Today is World AIDS Day. I therefore thought it appropriate to post about something HIV/AIDS related today. In the upcoming Lancet, there is going to be a very interesting article that is likely to generate a lot of discussion. The the paper, the authors (Reuben M Granich, Charles F Gilks, Christopher Dye, Kevin M De Cock, and Brian G Williams) build a mathematical model to estimate whether or not the spread of the epidemic can be stopped by treatment alone, even in countries in Africa.
Basically, they assume that they can test everyone for HIV and then put everyone who tests positive immediately on ARV therapy. They find that this approach can effectively eliminate incidence of the disease within about 10 years and reduce prevalence in another 40 or so (basically until those who have it die). I guess nothing in this should be surprising, intuitively if we assume that treatment does greatly reduce transmission and everyone who is infected is getting treated, then of course, it should follow that transmission will drop dramatically.

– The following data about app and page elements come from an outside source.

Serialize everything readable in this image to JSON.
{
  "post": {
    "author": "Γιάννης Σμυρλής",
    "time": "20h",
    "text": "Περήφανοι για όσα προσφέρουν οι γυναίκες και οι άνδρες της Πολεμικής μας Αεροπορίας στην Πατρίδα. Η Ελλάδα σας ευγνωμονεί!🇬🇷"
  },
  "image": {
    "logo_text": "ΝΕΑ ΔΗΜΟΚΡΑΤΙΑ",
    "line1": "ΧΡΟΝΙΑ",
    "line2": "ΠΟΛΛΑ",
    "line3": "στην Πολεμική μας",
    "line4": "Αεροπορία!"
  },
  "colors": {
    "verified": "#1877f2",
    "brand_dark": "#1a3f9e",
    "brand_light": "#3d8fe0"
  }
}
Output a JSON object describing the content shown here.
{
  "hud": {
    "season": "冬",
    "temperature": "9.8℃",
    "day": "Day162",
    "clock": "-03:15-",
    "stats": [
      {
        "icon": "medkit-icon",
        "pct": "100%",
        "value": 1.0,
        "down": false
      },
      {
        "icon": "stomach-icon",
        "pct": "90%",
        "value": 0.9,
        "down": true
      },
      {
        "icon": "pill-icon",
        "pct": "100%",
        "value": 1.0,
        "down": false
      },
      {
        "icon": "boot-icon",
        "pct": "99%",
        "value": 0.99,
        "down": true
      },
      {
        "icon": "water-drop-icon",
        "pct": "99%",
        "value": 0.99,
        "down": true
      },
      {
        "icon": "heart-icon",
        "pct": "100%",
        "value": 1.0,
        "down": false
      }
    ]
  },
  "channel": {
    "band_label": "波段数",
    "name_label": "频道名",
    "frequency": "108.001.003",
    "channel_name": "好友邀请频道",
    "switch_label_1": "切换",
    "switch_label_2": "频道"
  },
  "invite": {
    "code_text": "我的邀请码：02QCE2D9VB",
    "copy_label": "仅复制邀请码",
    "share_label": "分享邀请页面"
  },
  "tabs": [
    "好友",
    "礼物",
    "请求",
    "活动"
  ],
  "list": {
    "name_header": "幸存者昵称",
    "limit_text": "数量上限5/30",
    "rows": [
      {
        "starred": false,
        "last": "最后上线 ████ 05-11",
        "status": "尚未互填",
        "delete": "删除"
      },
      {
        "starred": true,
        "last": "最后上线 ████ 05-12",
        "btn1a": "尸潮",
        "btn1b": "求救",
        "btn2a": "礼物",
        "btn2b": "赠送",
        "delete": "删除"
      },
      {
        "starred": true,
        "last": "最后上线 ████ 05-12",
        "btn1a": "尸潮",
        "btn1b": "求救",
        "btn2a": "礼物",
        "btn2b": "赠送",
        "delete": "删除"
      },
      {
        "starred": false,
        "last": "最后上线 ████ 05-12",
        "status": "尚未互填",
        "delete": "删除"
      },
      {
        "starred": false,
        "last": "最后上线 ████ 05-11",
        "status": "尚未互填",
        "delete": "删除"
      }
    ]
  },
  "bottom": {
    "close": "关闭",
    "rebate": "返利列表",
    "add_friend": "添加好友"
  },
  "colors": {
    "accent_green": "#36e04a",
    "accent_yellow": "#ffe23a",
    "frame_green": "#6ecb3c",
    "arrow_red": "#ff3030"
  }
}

The real question, however, is whether or not such a approach would even be possible in the first place? If this strategy were to be true in high infection countries, then it should also be true in low infection rates, so might this be a sensible approach for higher income countries as well? Would any of this ever be feasible?Share on Facebook